Monthly Archives: March 2012

Magic Item: Dog Charm

“Ooww!” moaned Vilas in a rather high pitched voice. He did find himself in a bed with a pretty serving girl just as he had planned for tonight. Yet the circumstances were somewhat different. He laid on his stomach, the girl was applying bandages to the nether parts of his back and to complete the humiliation, his companion Osborn the Ranger sat on a chair across from the bed and grinned like a devil.

“It must have been the knife that damned kid sold me!” mused Vilas in an attempt to explain the failing of his magical lore, more to himself than to anyone else. “I bet it was not stolen at all. You can’t trust the thieves these days!”

Athough Kleftis, the God of Thieves, has no real clergy or organized cult he is said to recognize giving of stolen silver to the beggars, drunken shouting of his name and certain obscure rituals passed on from master thiefs to their apprentices. One of these is the creation of a dog charm.

It is said that to create a dog charm you have to carve a small wooden figurine of a dog using a stolen knife and then tie its mouth with a strand from a hanged thief’s rope. Furthermore, you can only work on the figurine during the night and you must finish it under a full moon. Also, you must not speak a word while working on the dog charm and when done, you should bury the knife on a crossroads.
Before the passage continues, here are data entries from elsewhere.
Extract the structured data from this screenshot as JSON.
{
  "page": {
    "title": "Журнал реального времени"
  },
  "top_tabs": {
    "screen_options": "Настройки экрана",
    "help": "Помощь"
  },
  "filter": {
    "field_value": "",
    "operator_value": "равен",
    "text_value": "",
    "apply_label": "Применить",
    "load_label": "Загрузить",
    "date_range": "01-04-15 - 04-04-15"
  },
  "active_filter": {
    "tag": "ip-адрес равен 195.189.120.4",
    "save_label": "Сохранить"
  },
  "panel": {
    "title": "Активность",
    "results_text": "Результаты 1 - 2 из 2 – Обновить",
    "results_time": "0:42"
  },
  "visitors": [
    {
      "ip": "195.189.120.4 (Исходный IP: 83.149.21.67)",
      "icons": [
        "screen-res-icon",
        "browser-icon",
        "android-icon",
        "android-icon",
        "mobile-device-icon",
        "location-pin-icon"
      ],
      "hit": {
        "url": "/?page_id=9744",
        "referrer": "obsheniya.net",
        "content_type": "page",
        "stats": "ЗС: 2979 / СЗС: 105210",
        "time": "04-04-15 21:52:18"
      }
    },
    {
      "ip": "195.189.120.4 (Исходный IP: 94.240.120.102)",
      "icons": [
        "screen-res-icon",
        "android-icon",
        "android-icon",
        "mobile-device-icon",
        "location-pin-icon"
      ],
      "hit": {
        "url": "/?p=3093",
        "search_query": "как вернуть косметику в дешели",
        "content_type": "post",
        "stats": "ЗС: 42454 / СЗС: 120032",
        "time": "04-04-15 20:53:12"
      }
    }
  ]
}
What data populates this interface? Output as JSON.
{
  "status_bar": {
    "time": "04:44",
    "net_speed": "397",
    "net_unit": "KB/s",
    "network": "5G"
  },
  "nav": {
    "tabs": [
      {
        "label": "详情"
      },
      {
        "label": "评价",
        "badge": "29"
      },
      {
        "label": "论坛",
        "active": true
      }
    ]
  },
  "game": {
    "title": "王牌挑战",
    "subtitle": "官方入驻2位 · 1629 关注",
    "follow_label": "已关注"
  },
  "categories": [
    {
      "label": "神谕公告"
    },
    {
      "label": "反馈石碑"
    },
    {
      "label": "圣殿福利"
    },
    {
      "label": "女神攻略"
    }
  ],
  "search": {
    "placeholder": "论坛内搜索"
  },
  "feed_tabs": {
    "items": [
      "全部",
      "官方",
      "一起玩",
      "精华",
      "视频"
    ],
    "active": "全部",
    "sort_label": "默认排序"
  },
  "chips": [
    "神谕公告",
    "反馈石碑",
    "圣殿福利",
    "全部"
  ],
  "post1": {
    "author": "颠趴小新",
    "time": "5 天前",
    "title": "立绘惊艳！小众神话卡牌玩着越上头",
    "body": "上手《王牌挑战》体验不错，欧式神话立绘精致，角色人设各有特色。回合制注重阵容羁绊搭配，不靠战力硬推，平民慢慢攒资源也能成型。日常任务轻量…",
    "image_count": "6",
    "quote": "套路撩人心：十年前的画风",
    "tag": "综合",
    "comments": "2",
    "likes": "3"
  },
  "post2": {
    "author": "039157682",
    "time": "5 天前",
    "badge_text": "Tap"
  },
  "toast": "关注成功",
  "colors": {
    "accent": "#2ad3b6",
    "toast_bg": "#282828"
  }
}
As it usually is with these rituals, nobody knows which of the steps are the important ones and which were simply picked up along the way.

A dog charm is useful to the thief in two ways. Firstly, it renders all mundane dogs disinterested in the person of the thief. Secondly, it helps the thief blend in whenever he tries to blend in, sneak about and generally be stealthy.

Rules: Every dog charm has 1d6 charges. Whenever a thief carrying the charm rolls for Stealth,  the charm automatically adds a one point bonus to his skill consuming one of the charges. When the charm has no charges left, it loses all its abilities. Anytime a character buys, creates or othervise procures a dog charm, there is a 20% chance that it is botched and works the other way around (making dogs extremely interested in the thief and substituting one point from the Stealth skill until the charges run out).


Blog Which Can Eternal Lie… And LotFP

Yeah, it is not dead. Not yet anyway, so enjoy it while it lasts. Hopefully, it will take some time before Stygian Archives fall dormant again (i.e. before I stop posting again). That said, if you have any ideas for maintaining blogger-motivation, please put them in the comments.

I recently started game-mastering two games for two different groups (although both are based around the same bar) using – and that’s the important part – James Raggi’s awesome Lamentations of the Flame Princess (Grindhouse Edition). I do use my own house-rules (as most people do) and we don’t really play the weird fantasy game James describes in the referee book, but still, the LotFP rules, presentation and ideas are great inspiration for us. If you haven’t heard about this game, do google up a more wholesome review of it and check it out. It is worth the try.

Of course, most of the content I generate now is based on the LotFP rules. Not that they are too different from odnd, except for the ascending AC and d6 based specialist skills (rolling skill or less on d6 to succeed). Just so you know.

Ok, enough about me and my new obsessions, let’s do something interesting.